Analyses of materials from this site are included in the DAACS database. Artifact analysis has shown distinct patterns of material use including reuse of items such as gun flint and raw flint for strike-a-light fire starters and the reworking of local and imported ceramics for gaming pieces. The distributions of artifacts around the edge of the yard suggest that the yard was a place in which activities of the household and community took place. Artifacts like ground cowry shells, local earthenware, and locally made tobacco pipes provide clues as to the importance of both continuities of African traditions and the generation of goods and trades by persons of African descent in Jamaica. Patterns of material use, including imported and local wares reflect a household with limited financial means particularly when compared with materials from managerial contexts at Seville. There is greater reuse of items such as glass bottles. This house and its neighboring house sites provide a solid picture of early life within a laborer household under conditions of slavery.

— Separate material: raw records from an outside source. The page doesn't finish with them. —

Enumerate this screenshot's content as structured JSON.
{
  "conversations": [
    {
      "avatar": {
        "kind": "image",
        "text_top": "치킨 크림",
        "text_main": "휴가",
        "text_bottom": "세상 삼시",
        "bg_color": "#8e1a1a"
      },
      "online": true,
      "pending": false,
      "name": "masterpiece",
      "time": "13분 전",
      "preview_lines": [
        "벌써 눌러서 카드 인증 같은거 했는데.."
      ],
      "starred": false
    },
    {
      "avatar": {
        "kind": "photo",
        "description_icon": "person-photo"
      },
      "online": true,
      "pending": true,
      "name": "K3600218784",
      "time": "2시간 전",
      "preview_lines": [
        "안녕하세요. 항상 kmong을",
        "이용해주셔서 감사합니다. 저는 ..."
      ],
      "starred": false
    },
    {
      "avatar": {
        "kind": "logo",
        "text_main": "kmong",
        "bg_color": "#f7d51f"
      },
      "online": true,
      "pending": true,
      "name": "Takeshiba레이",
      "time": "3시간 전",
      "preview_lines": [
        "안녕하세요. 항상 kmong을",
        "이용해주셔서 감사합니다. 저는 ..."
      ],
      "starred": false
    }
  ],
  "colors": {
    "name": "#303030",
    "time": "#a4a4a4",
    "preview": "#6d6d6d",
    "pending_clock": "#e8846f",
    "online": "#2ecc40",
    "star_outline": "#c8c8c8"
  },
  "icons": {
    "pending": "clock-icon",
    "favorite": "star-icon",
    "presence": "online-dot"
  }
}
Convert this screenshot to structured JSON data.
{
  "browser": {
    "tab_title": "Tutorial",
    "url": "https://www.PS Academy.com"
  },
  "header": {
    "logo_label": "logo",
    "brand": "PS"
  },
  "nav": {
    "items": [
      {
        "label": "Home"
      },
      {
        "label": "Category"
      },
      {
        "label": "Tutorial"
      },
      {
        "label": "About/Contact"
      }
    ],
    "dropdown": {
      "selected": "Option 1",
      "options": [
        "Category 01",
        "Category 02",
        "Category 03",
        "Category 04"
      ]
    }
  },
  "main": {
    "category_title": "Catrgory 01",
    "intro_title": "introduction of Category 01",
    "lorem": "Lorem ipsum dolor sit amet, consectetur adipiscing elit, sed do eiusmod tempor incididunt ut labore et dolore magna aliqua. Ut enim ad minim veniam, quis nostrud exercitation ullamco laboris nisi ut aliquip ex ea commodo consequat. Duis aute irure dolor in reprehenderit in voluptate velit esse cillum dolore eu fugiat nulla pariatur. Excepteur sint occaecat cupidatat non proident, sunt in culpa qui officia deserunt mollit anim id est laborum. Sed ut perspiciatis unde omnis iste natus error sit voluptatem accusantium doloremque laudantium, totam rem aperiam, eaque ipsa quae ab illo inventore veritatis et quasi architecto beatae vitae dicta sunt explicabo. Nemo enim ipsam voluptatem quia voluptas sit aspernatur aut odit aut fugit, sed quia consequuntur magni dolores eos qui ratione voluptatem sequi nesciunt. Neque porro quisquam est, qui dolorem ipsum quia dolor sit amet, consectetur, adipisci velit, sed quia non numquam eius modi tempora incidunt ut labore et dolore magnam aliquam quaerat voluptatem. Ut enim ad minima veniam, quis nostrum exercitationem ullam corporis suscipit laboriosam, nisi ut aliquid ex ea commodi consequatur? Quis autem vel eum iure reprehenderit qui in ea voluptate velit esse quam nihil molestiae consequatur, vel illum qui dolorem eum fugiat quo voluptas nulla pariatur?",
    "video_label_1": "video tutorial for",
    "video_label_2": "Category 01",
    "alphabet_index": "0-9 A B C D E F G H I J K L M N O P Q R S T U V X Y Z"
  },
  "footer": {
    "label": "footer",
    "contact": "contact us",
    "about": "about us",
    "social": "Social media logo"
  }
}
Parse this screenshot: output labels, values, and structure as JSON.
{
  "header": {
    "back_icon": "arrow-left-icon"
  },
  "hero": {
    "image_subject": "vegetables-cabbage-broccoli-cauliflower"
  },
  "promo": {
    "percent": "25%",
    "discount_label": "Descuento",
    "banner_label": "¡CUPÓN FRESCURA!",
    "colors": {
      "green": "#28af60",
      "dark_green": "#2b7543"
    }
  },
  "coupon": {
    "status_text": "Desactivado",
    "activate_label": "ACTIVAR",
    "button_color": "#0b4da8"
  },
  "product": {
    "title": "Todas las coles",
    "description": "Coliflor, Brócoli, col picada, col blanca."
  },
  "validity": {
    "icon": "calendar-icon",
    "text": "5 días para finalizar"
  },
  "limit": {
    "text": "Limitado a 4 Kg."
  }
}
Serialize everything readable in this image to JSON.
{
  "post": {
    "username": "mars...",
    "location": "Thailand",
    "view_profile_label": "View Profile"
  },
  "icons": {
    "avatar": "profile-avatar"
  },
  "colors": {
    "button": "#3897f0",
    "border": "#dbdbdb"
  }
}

The study of Seville has been published in a series of articles that have addressed thematic issues relating to the plantation. These include an overview of the cultural landscape of Seville Plantation which focuses on the African Jamaican settlements and their interpretation through time (Armstrong 1999), a comparative analysis of the processes of internally defined transformations within society (Armstrong 1998), landscapes and settlement patterns in relationship to social relations (Armstrong and Kelly 2000), house-yard burials (Armstrong 2000, Armstrong and Fleischman 2003), and comparative studies related to the material record of race, ethnicity and labor conditions (Armstrong 1998 and Armstrong and Hauser 2004). Comparative analysis of African and East Indian laborer contexts are presented in Armstrong and Hauser 2001 and 2004. In addition, details related to a refined analysis of temporal contexts using both mean and variable measures of variance from the mean using whisker plots is described in a methodological paper (Armstrong 2005). Now the DAACS database is presenting detailed analysis of selected sites on the property so that data can be compared and shared. Several recent conference papers that use Seville data are available through the DAACS website's Current Research page (Galle 2007a, 2007b; Nelson, Neiman, and Galle 2007). With this renewed interest in the project related to the DAACS project, a synthetic analysis of the project is being prepared by Armstrong and Mark Hauser.